In the realm of public transportation and dwindling governmental financial support, efficiency has become key. Such is the story for the Washington Metropolitan Area Transit Authority (WMATA), which is continually looking to improve the safety and experience of its riders and cut costs wherever possible.


Recently, WMATA made some strides in upgrading its facility lighting to save in long-term costs and increase safety for its riders.


First, WMATA looked to replace high-pressure sodium lamps in its 25 parking garages. It recently awarded a 10-year performance lighting contract to Philips.


The lighting manufacturer will convert the more than 13,000 lighting fixtures to a custom-designed light-emitting diode (LED) solution that will reduce energy usage by 68 percent or 15 million kilowatt-hours per year and provide real-time data on energy consumption. 


The new system will not only make the garages brighter and safer for 66,000 customers, but also prevent more than 11,000 metric tons of carbon dioxide emissions. The best part for WMATA is that Philips will monitor and maintain the lighting solution, which will be financed through energy cost savings, requiring no upfront capital costs for WMATA.


The Philips system will cover both the interior and exterior lighting of the parking garages and will include Philips’ G3 and EcoForm luminaires. Both feature a modular design that can be configured to the needs of each garage. An adaptive motion-
response system and wireless controls will allow the system to dim when no one is present.


In another move toward more modern, efficient lighting, WMATA General Manager and CEO Richard Sarles announced a project to upgrade the lighting in all of its underground stations. 


New station lighting replaces old, “coffee-can” styles, and WMATA said it has achieved greater efficiency, better light distribution and a higher color rendering index. The retrofits will achieve a lower lifecycle cost through longevity, meaning maintenance savings.

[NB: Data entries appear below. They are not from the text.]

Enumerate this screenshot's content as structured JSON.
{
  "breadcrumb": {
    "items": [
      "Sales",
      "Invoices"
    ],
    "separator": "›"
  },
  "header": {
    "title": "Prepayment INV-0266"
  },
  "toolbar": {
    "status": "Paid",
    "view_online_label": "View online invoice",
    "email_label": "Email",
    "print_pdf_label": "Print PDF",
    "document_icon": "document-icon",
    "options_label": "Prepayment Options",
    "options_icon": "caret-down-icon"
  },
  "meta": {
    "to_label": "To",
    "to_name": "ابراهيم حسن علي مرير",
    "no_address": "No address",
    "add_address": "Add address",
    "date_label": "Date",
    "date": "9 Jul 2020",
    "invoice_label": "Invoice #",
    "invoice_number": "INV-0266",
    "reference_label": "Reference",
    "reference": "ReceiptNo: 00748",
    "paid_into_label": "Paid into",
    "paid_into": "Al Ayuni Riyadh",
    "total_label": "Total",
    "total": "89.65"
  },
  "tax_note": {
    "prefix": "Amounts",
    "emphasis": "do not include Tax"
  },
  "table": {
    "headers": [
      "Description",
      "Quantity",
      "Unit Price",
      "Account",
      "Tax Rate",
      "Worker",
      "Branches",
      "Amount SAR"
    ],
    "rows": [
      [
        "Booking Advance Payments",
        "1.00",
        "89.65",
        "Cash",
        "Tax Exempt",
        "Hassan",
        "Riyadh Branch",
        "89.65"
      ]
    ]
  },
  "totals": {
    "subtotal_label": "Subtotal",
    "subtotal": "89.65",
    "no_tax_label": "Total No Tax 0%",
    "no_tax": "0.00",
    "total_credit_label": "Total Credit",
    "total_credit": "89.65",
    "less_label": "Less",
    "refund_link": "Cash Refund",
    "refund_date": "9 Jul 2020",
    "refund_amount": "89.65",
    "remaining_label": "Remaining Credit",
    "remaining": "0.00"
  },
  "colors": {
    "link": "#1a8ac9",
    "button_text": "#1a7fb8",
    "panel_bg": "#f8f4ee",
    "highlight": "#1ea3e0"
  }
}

Five stations are already completed, and the remaining 42 stations will be finished by 2015.